8.119°S, 114.056°E; summit elev. 3260 m
All times are local (unless otherwise noted)
PVMBG reported that the eruption at Raung was ongoing during 16-23 July. Ash plumes rose 2 km and incandescence at the crater was visible. Seismicity fluctuated but remained elevated. The Alert Level remained at 3 (on a scale of 1-4), and the public was reminded not to approach the crater within a 3-km radius. Based on PVMBG information, and satellite-image and pilot observations, the Darwin VAAC reported that during 22-28 July ash multiple ash plumes from Raung rose to varying altitudes of 4.3-5.2 km (14,000-17,000 ft) a.s.l. and drifted as far as 400 km NW, W, SSW, S, and SSE. A news article from 29 July noted that 18 flights at most had been canceled during the previous few days due to the ash plumes, and that the Notohadinegoro Airport (2,100 km SW) had been temporarily closed.

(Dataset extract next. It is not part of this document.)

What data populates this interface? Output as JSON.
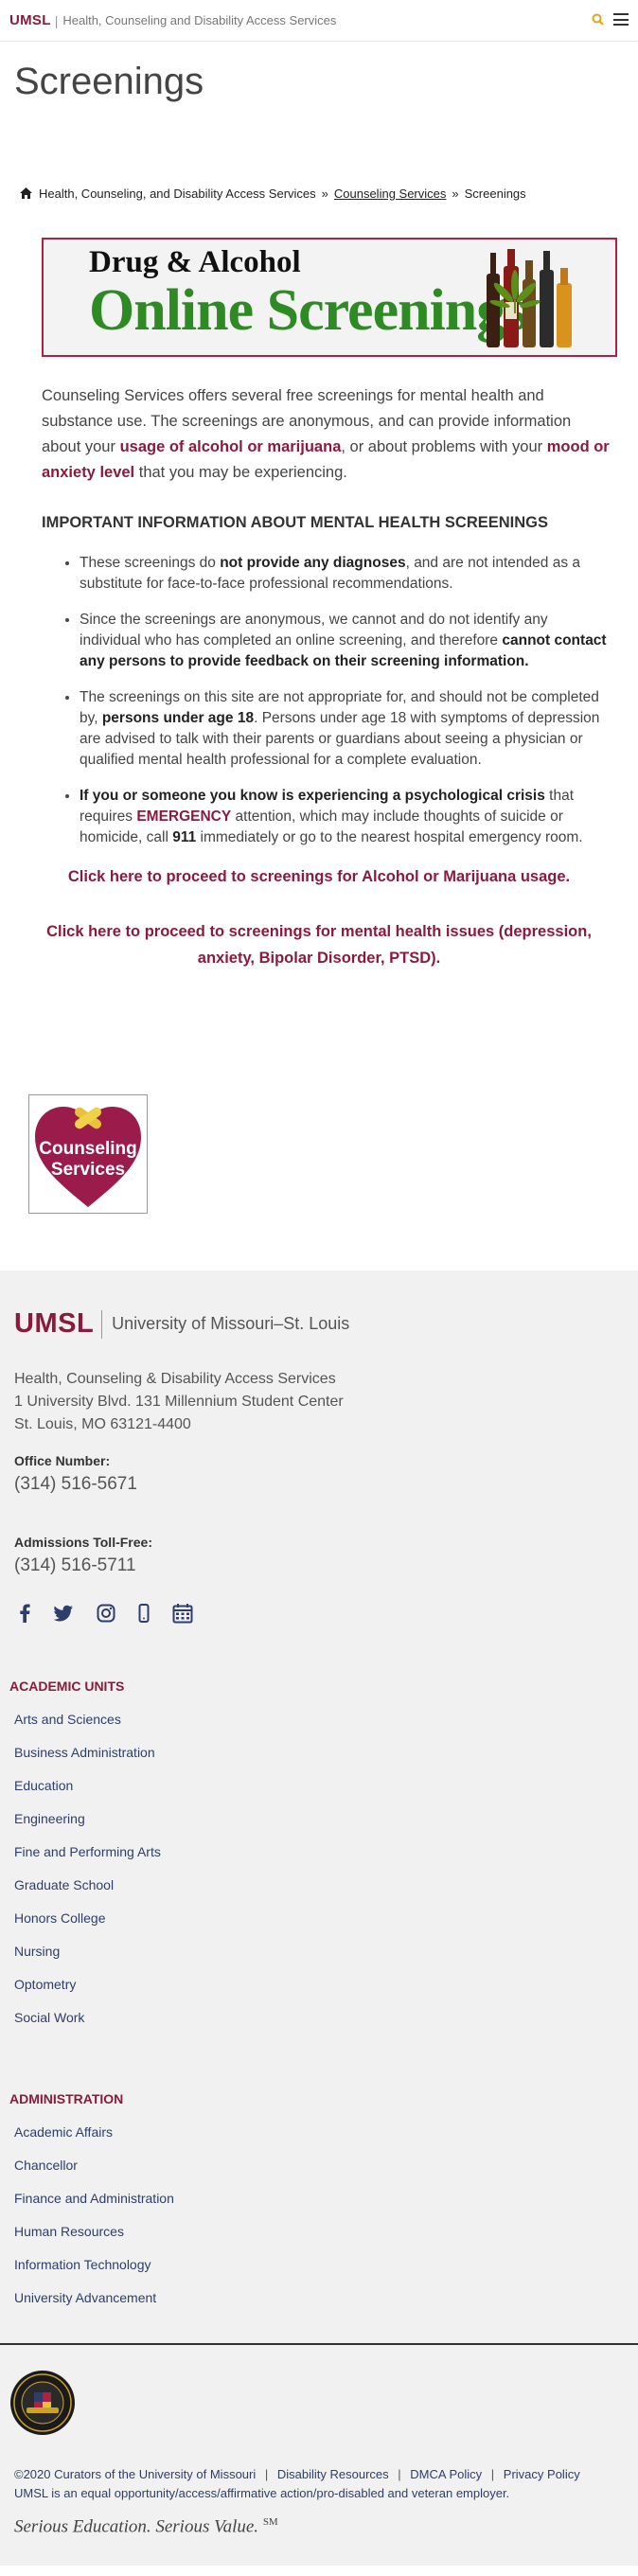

Geologic Background. Raung, one of Java's most active volcanoes, is a massive stratovolcano in easternmost Java that was constructed SW of the rim of Ijen caldera. The unvegetated summit is truncated by a dramatic steep-walled, 2-km-wide caldera that has been the site of frequent historical eruptions. A prehistoric collapse of Gunung Gadung on the W flank produced a large debris avalanche that traveled 79 km, reaching nearly to the Indian Ocean. Raung contains several centers constructed along a NE-SW line, with Gunung Suket and Gunung Gadung stratovolcanoes being located to the NE and W, respectively.